**TASK BRIEF:** Return every entry from the listing below unaltered.

**EXTRACTED DATA:**
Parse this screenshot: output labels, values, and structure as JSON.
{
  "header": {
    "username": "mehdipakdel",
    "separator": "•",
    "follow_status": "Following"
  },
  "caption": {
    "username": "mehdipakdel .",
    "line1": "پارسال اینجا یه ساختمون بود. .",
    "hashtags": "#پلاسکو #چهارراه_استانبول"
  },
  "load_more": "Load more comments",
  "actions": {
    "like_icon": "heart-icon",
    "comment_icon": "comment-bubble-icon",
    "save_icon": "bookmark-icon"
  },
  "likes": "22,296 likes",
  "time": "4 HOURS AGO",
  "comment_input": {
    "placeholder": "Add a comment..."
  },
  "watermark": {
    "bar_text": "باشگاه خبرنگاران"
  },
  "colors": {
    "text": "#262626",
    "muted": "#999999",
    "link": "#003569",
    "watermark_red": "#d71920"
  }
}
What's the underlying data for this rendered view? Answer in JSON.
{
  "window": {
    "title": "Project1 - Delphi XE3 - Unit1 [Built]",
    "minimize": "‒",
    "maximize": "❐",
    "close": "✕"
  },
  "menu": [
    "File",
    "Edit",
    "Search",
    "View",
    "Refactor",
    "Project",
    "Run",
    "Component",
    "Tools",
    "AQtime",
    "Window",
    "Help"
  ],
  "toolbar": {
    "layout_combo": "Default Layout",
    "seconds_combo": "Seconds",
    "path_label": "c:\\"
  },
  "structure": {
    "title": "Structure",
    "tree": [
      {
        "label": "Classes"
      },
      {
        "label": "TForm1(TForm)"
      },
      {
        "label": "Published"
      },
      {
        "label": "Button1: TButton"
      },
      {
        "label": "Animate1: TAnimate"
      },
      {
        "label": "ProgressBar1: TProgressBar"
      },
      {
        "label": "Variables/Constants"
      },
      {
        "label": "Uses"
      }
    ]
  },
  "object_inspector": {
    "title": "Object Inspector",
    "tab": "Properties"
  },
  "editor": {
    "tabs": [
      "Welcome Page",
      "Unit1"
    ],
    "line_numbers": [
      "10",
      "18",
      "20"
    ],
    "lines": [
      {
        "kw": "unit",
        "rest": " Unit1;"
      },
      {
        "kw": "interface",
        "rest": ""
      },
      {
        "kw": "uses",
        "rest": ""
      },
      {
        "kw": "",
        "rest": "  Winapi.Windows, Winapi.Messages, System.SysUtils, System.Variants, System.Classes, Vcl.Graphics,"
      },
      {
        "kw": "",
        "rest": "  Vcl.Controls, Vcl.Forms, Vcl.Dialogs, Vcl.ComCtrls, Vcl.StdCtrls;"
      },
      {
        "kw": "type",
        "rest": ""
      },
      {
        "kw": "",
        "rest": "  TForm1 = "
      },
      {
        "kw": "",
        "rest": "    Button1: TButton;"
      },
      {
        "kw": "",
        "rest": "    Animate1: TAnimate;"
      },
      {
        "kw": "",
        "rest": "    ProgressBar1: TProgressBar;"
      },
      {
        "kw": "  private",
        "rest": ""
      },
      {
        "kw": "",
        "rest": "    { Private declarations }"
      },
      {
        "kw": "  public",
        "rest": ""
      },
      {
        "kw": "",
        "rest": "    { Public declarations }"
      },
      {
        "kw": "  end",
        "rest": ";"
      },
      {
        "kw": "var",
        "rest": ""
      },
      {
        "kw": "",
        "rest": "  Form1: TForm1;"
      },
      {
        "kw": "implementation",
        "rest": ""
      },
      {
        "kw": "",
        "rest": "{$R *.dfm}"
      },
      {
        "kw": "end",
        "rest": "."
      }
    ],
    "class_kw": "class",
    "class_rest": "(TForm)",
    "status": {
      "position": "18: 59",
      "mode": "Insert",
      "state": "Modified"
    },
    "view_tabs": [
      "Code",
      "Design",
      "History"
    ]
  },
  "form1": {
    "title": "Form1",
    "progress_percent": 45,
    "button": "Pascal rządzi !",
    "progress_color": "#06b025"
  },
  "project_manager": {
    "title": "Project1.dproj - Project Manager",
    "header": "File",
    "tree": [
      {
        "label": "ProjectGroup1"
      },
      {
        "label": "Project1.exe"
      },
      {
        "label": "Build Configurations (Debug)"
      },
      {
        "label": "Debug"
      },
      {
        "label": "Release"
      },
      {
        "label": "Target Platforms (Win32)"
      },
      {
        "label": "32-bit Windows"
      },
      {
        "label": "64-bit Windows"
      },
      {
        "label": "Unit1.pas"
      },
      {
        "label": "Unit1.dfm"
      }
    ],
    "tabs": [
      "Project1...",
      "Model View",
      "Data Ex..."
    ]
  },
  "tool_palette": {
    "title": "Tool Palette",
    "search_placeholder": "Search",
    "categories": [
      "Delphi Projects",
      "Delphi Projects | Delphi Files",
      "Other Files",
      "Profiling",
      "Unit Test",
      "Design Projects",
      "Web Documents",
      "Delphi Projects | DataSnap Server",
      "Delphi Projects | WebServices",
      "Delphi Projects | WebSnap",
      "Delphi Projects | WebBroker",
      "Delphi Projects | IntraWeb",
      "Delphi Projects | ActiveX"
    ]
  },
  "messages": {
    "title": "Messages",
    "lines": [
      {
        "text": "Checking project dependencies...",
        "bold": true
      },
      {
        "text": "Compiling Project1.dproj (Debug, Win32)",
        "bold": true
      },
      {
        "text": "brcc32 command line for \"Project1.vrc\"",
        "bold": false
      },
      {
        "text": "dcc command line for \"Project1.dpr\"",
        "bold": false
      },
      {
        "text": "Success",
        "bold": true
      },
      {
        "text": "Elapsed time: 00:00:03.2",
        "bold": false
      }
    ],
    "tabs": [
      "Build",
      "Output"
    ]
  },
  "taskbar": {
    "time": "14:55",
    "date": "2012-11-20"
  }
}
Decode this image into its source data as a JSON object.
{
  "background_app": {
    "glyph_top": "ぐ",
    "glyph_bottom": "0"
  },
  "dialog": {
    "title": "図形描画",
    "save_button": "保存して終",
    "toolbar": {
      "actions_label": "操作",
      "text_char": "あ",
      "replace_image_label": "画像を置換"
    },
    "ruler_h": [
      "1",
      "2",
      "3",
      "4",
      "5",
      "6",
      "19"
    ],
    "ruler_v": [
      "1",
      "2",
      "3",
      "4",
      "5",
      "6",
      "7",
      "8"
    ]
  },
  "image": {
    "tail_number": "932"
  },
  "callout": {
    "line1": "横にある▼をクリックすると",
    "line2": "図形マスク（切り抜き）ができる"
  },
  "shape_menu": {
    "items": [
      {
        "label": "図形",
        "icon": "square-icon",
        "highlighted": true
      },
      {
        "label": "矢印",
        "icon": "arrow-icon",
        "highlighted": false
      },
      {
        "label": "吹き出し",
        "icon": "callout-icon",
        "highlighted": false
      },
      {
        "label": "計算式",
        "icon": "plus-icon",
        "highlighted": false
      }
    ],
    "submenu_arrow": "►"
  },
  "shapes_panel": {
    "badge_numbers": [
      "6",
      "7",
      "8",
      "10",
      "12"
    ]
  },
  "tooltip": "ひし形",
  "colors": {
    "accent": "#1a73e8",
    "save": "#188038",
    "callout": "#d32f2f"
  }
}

**EXERCISE SOLUTION:**
Parse this screenshot: output labels, values, and structure as JSON.
{
  "header": {
    "username": "mehdipakdel",
    "separator": "•",
    "follow_status": "Following"
  },
  "caption": {
    "username": "mehdipakdel .",
    "line1": "پارسال اینجا یه ساختمون بود. .",
    "hashtags": "#پلاسکو #چهارراه_استانبول"
  },
  "load_more": "Load more comments",
  "actions": {
    "like_icon": "heart-icon",
    "comment_icon": "comment-bubble-icon",
    "save_icon": "bookmark-icon"
  },
  "likes": "22,296 likes",
  "time": "4 HOURS AGO",
  "comment_input": {
    "placeholder": "Add a comment..."
  },
  "watermark": {
    "bar_text": "باشگاه خبرنگاران"
  },
  "colors": {
    "text": "#262626",
    "muted": "#999999",
    "link": "#003569",
    "watermark_red": "#d71920"
  }
}
What's the underlying data for this rendered view? Answer in JSON.
{
  "window": {
    "title": "Project1 - Delphi XE3 - Unit1 [Built]",
    "minimize": "‒",
    "maximize": "❐",
    "close": "✕"
  },
  "menu": [
    "File",
    "Edit",
    "Search",
    "View",
    "Refactor",
    "Project",
    "Run",
    "Component",
    "Tools",
    "AQtime",
    "Window",
    "Help"
  ],
  "toolbar": {
    "layout_combo": "Default Layout",
    "seconds_combo": "Seconds",
    "path_label": "c:\\"
  },
  "structure": {
    "title": "Structure",
    "tree": [
      {
        "label": "Classes"
      },
      {
        "label": "TForm1(TForm)"
      },
      {
        "label": "Published"
      },
      {
        "label": "Button1: TButton"
      },
      {
        "label": "Animate1: TAnimate"
      },
      {
        "label": "ProgressBar1: TProgressBar"
      },
      {
        "label": "Variables/Constants"
      },
      {
        "label": "Uses"
      }
    ]
  },
  "object_inspector": {
    "title": "Object Inspector",
    "tab": "Properties"
  },
  "editor": {
    "tabs": [
      "Welcome Page",
      "Unit1"
    ],
    "line_numbers": [
      "10",
      "18",
      "20"
    ],
    "lines": [
      {
        "kw": "unit",
        "rest": " Unit1;"
      },
      {
        "kw": "interface",
        "rest": ""
      },
      {
        "kw": "uses",
        "rest": ""
      },
      {
        "kw": "",
        "rest": "  Winapi.Windows, Winapi.Messages, System.SysUtils, System.Variants, System.Classes, Vcl.Graphics,"
      },
      {
        "kw": "",
        "rest": "  Vcl.Controls, Vcl.Forms, Vcl.Dialogs, Vcl.ComCtrls, Vcl.StdCtrls;"
      },
      {
        "kw": "type",
        "rest": ""
      },
      {
        "kw": "",
        "rest": "  TForm1 = "
      },
      {
        "kw": "",
        "rest": "    Button1: TButton;"
      },
      {
        "kw": "",
        "rest": "    Animate1: TAnimate;"
      },
      {
        "kw": "",
        "rest": "    ProgressBar1: TProgressBar;"
      },
      {
        "kw": "  private",
        "rest": ""
      },
      {
        "kw": "",
        "rest": "    { Private declarations }"
      },
      {
        "kw": "  public",
        "rest": ""
      },
      {
        "kw": "",
        "rest": "    { Public declarations }"
      },
      {
        "kw": "  end",
        "rest": ";"
      },
      {
        "kw": "var",
        "rest": ""
      },
      {
        "kw": "",
        "rest": "  Form1: TForm1;"
      },
      {
        "kw": "implementation",
        "rest": ""
      },
      {
        "kw": "",
        "rest": "{$R *.dfm}"
      },
      {
        "kw": "end",
        "rest": "."
      }
    ],
    "class_kw": "class",
    "class_rest": "(TForm)",
    "status": {
      "position": "18: 59",
      "mode": "Insert",
      "state": "Modified"
    },
    "view_tabs": [
      "Code",
      "Design",
      "History"
    ]
  },
  "form1": {
    "title": "Form1",
    "progress_percent": 45,
    "button": "Pascal rządzi !",
    "progress_color": "#06b025"
  },
  "project_manager": {
    "title": "Project1.dproj - Project Manager",
    "header": "File",
    "tree": [
      {
        "label": "ProjectGroup1"
      },
      {
        "label": "Project1.exe"
      },
      {
        "label": "Build Configurations (Debug)"
      },
      {
        "label": "Debug"
      },
      {
        "label": "Release"
      },
      {
        "label": "Target Platforms (Win32)"
      },
      {
        "label": "32-bit Windows"
      },
      {
        "label": "64-bit Windows"
      },
      {
        "label": "Unit1.pas"
      },
      {
        "label": "Unit1.dfm"
      }
    ],
    "tabs": [
      "Project1...",
      "Model View",
      "Data Ex..."
    ]
  },
  "tool_palette": {
    "title": "Tool Palette",
    "search_placeholder": "Search",
    "categories": [
      "Delphi Projects",
      "Delphi Projects | Delphi Files",
      "Other Files",
      "Profiling",
      "Unit Test",
      "Design Projects",
      "Web Documents",
      "Delphi Projects | DataSnap Server",
      "Delphi Projects | WebServices",
      "Delphi Projects | WebSnap",
      "Delphi Projects | WebBroker",
      "Delphi Projects | IntraWeb",
      "Delphi Projects | ActiveX"
    ]
  },
  "messages": {
    "title": "Messages",
    "lines": [
      {
        "text": "Checking project dependencies...",
        "bold": true
      },
      {
        "text": "Compiling Project1.dproj (Debug, Win32)",
        "bold": true
      },
      {
        "text": "brcc32 command line for \"Project1.vrc\"",
        "bold": false
      },
      {
        "text": "dcc command line for \"Project1.dpr\"",
        "bold": false
      },
      {
        "text": "Success",
        "bold": true
      },
      {
        "text": "Elapsed time: 00:00:03.2",
        "bold": false
      }
    ],
    "tabs": [
      "Build",
      "Output"
    ]
  },
  "taskbar": {
    "time": "14:55",
    "date": "2012-11-20"
  }
}
Decode this image into its source data as a JSON object.
{
  "background_app": {
    "glyph_top": "ぐ",
    "glyph_bottom": "0"
  },
  "dialog": {
    "title": "図形描画",
    "save_button": "保存して終",
    "toolbar": {
      "actions_label": "操作",
      "text_char": "あ",
      "replace_image_label": "画像を置換"
    },
    "ruler_h": [
      "1",
      "2",
      "3",
      "4",
      "5",
      "6",
      "19"
    ],
    "ruler_v": [
      "1",
      "2",
      "3",
      "4",
      "5",
      "6",
      "7",
      "8"
    ]
  },
  "image": {
    "tail_number": "932"
  },
  "callout": {
    "line1": "横にある▼をクリックすると",
    "line2": "図形マスク（切り抜き）ができる"
  },
  "shape_menu": {
    "items": [
      {
        "label": "図形",
        "icon": "square-icon",
        "highlighted": true
      },
      {
        "label": "矢印",
        "icon": "arrow-icon",
        "highlighted": false
      },
      {
        "label": "吹き出し",
        "icon": "callout-icon",
        "highlighted": false
      },
      {
        "label": "計算式",
        "icon": "plus-icon",
        "highlighted": false
      }
    ],
    "submenu_arrow": "►"
  },
  "shapes_panel": {
    "badge_numbers": [
      "6",
      "7",
      "8",
      "10",
      "12"
    ]
  },
  "tooltip": "ひし形",
  "colors": {
    "accent": "#1a73e8",
    "save": "#188038",
    "callout": "#d32f2f"
  }
}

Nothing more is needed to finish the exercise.